• What you have to do:
Using the entries that follow, count the lines containing the word "subtitle" and give that number by itself.

• Source data:
-*-

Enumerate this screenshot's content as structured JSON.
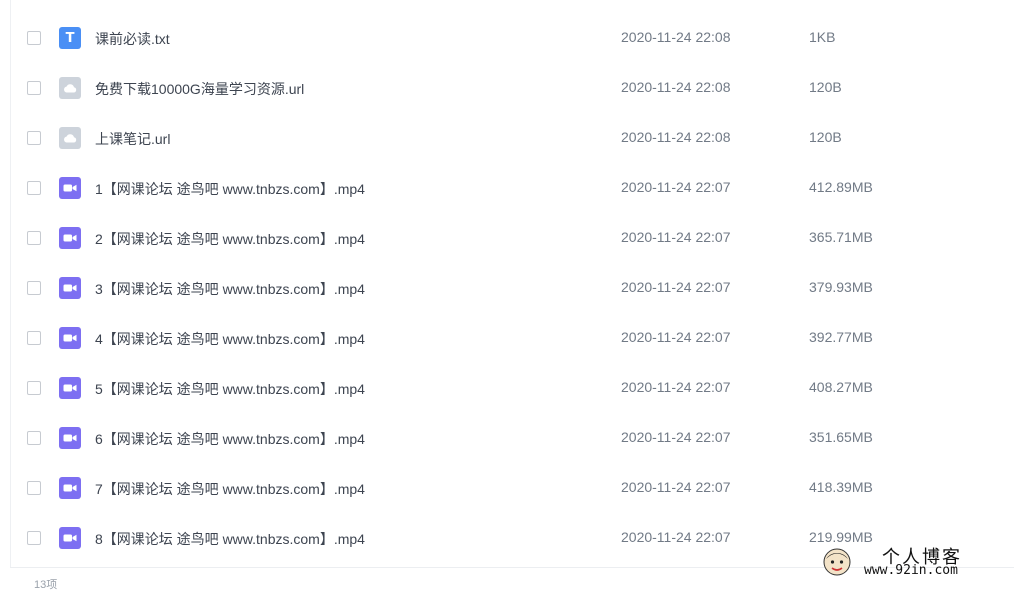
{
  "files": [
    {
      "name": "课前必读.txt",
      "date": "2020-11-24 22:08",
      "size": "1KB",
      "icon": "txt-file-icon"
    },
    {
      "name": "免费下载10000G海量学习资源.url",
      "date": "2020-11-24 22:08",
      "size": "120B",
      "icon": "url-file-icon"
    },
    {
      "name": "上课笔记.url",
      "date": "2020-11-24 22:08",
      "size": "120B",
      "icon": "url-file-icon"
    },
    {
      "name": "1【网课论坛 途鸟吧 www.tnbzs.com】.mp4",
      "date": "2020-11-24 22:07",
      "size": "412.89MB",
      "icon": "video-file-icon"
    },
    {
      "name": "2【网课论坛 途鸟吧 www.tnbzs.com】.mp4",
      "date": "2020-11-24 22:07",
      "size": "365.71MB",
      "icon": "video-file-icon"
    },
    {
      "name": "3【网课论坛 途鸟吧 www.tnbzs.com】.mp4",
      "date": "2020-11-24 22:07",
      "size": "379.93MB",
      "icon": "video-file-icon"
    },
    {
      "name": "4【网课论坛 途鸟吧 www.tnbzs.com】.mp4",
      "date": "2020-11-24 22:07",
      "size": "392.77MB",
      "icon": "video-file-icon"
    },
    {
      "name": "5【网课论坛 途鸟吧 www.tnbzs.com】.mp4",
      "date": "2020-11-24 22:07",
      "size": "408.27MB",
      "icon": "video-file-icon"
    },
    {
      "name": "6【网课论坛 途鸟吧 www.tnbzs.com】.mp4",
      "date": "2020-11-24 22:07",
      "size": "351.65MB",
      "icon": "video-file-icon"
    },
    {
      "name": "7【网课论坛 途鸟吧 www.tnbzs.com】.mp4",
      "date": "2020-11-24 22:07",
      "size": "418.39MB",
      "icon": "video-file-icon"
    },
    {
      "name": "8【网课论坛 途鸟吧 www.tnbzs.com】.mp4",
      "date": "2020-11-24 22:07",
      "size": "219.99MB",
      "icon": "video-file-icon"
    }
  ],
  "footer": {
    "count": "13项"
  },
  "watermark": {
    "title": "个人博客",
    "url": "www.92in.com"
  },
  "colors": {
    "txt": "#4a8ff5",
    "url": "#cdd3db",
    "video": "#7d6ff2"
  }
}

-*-

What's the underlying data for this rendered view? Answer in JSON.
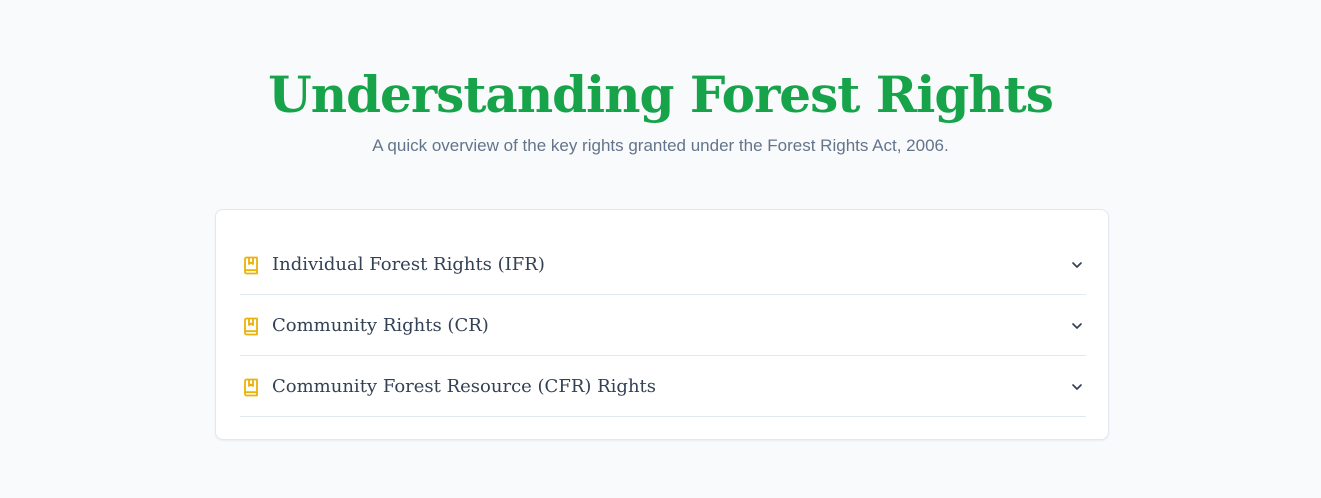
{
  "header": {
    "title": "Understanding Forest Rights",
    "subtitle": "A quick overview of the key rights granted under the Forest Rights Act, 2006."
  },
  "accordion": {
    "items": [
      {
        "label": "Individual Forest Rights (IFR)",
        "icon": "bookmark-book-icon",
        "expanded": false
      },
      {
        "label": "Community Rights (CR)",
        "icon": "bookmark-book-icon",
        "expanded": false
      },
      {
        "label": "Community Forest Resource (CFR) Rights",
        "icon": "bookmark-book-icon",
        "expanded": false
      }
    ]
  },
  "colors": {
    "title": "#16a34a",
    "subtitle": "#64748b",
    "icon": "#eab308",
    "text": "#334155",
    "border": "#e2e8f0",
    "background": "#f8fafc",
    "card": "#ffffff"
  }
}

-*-

• Written response:
2